══ INPUT

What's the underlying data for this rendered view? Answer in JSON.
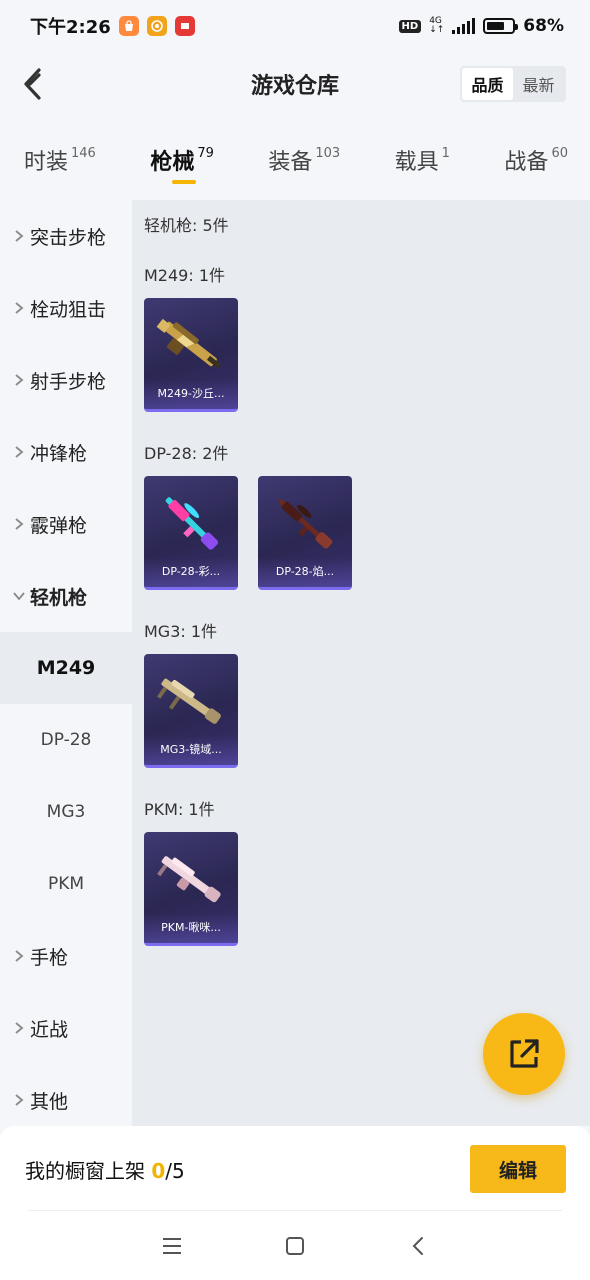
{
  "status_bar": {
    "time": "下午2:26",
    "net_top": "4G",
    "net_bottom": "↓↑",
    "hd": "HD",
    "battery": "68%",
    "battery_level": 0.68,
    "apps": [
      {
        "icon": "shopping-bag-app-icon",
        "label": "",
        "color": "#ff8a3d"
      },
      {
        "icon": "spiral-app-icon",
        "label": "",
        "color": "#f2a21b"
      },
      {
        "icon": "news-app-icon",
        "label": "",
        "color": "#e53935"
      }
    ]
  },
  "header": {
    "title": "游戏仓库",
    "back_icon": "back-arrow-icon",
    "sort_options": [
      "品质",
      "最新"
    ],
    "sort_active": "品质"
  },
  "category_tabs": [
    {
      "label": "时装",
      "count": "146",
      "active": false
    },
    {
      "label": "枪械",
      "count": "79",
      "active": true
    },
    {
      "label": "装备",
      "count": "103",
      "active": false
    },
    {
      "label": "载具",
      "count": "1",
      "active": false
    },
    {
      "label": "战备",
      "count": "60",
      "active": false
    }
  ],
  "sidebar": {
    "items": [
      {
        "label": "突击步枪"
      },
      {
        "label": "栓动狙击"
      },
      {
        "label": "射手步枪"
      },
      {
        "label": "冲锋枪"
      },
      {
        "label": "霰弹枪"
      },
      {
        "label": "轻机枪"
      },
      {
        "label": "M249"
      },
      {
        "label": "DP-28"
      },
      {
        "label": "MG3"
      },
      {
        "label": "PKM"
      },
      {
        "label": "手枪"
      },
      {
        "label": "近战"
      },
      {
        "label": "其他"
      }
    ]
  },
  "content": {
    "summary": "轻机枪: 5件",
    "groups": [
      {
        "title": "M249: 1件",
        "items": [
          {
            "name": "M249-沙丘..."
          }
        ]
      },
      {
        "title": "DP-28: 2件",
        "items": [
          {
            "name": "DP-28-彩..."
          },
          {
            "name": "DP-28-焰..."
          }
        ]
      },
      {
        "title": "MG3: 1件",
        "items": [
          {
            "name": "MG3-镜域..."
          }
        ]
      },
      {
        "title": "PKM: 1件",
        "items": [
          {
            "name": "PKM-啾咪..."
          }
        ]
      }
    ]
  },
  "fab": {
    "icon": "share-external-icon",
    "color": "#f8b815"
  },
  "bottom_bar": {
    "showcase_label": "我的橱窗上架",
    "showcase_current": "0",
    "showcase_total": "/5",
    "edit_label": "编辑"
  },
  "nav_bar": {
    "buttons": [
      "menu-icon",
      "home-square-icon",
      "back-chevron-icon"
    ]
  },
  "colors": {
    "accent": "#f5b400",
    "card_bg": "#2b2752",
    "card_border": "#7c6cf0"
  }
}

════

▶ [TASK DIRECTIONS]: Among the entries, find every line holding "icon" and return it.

▶ [WRITTEN REPLY]:
        "icon": "shopping-bag-app-icon",
        "icon": "spiral-app-icon",
        "icon": "news-app-icon",
    "back_icon": "back-arrow-icon",
    "icon": "share-external-icon",
      "menu-icon",
      "home-square-icon",
      "back-chevron-icon"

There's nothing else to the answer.